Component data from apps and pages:
::::

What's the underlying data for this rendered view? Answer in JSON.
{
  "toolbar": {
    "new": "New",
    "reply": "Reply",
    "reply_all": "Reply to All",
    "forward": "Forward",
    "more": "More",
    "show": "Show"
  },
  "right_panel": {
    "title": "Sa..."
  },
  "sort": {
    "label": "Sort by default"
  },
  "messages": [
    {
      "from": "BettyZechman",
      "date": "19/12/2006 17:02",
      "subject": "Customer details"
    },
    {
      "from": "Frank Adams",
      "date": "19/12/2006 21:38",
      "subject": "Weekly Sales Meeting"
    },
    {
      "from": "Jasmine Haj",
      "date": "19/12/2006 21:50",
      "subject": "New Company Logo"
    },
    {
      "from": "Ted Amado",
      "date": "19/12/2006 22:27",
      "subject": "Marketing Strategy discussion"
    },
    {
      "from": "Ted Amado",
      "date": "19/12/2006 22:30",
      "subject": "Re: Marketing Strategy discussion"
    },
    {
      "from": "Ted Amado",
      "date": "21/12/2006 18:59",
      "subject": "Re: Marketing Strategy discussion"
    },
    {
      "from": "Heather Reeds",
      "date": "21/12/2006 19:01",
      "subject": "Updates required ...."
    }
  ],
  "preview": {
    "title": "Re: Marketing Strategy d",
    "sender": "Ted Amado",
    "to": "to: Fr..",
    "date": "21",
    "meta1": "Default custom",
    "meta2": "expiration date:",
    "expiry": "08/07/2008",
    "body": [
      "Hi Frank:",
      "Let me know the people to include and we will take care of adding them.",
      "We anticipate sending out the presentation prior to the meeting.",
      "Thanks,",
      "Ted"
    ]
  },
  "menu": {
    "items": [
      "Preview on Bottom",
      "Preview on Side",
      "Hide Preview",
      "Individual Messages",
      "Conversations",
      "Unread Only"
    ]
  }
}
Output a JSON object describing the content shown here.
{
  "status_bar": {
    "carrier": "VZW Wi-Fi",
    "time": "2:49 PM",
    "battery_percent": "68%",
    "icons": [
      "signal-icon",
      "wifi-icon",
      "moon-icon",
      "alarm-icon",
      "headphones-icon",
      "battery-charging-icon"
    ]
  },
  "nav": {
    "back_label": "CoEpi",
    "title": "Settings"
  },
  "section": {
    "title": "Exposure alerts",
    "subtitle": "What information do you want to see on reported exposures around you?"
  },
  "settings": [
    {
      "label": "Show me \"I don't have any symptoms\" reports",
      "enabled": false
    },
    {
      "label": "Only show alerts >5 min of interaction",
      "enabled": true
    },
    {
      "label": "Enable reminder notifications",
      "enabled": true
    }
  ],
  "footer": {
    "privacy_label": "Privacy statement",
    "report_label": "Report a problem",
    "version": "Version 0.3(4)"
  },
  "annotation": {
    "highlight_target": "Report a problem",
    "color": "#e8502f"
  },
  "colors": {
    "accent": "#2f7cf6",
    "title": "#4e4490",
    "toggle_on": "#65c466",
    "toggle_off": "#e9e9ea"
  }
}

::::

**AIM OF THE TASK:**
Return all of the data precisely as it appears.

**REPLY TO THE TASK:**
What's the underlying data for this rendered view? Answer in JSON.
{
  "toolbar": {
    "new": "New",
    "reply": "Reply",
    "reply_all": "Reply to All",
    "forward": "Forward",
    "more": "More",
    "show": "Show"
  },
  "right_panel": {
    "title": "Sa..."
  },
  "sort": {
    "label": "Sort by default"
  },
  "messages": [
    {
      "from": "BettyZechman",
      "date": "19/12/2006 17:02",
      "subject": "Customer details"
    },
    {
      "from": "Frank Adams",
      "date": "19/12/2006 21:38",
      "subject": "Weekly Sales Meeting"
    },
    {
      "from": "Jasmine Haj",
      "date": "19/12/2006 21:50",
      "subject": "New Company Logo"
    },
    {
      "from": "Ted Amado",
      "date": "19/12/2006 22:27",
      "subject": "Marketing Strategy discussion"
    },
    {
      "from": "Ted Amado",
      "date": "19/12/2006 22:30",
      "subject": "Re: Marketing Strategy discussion"
    },
    {
      "from": "Ted Amado",
      "date": "21/12/2006 18:59",
      "subject": "Re: Marketing Strategy discussion"
    },
    {
      "from": "Heather Reeds",
      "date": "21/12/2006 19:01",
      "subject": "Updates required ...."
    }
  ],
  "preview": {
    "title": "Re: Marketing Strategy d",
    "sender": "Ted Amado",
    "to": "to: Fr..",
    "date": "21",
    "meta1": "Default custom",
    "meta2": "expiration date:",
    "expiry": "08/07/2008",
    "body": [
      "Hi Frank:",
      "Let me know the people to include and we will take care of adding them.",
      "We anticipate sending out the presentation prior to the meeting.",
      "Thanks,",
      "Ted"
    ]
  },
  "menu": {
    "items": [
      "Preview on Bottom",
      "Preview on Side",
      "Hide Preview",
      "Individual Messages",
      "Conversations",
      "Unread Only"
    ]
  }
}
Output a JSON object describing the content shown here.
{
  "status_bar": {
    "carrier": "VZW Wi-Fi",
    "time": "2:49 PM",
    "battery_percent": "68%",
    "icons": [
      "signal-icon",
      "wifi-icon",
      "moon-icon",
      "alarm-icon",
      "headphones-icon",
      "battery-charging-icon"
    ]
  },
  "nav": {
    "back_label": "CoEpi",
    "title": "Settings"
  },
  "section": {
    "title": "Exposure alerts",
    "subtitle": "What information do you want to see on reported exposures around you?"
  },
  "settings": [
    {
      "label": "Show me \"I don't have any symptoms\" reports",
      "enabled": false
    },
    {
      "label": "Only show alerts >5 min of interaction",
      "enabled": true
    },
    {
      "label": "Enable reminder notifications",
      "enabled": true
    }
  ],
  "footer": {
    "privacy_label": "Privacy statement",
    "report_label": "Report a problem",
    "version": "Version 0.3(4)"
  },
  "annotation": {
    "highlight_target": "Report a problem",
    "color": "#e8502f"
  },
  "colors": {
    "accent": "#2f7cf6",
    "title": "#4e4490",
    "toggle_on": "#65c466",
    "toggle_off": "#e9e9ea"
  }
}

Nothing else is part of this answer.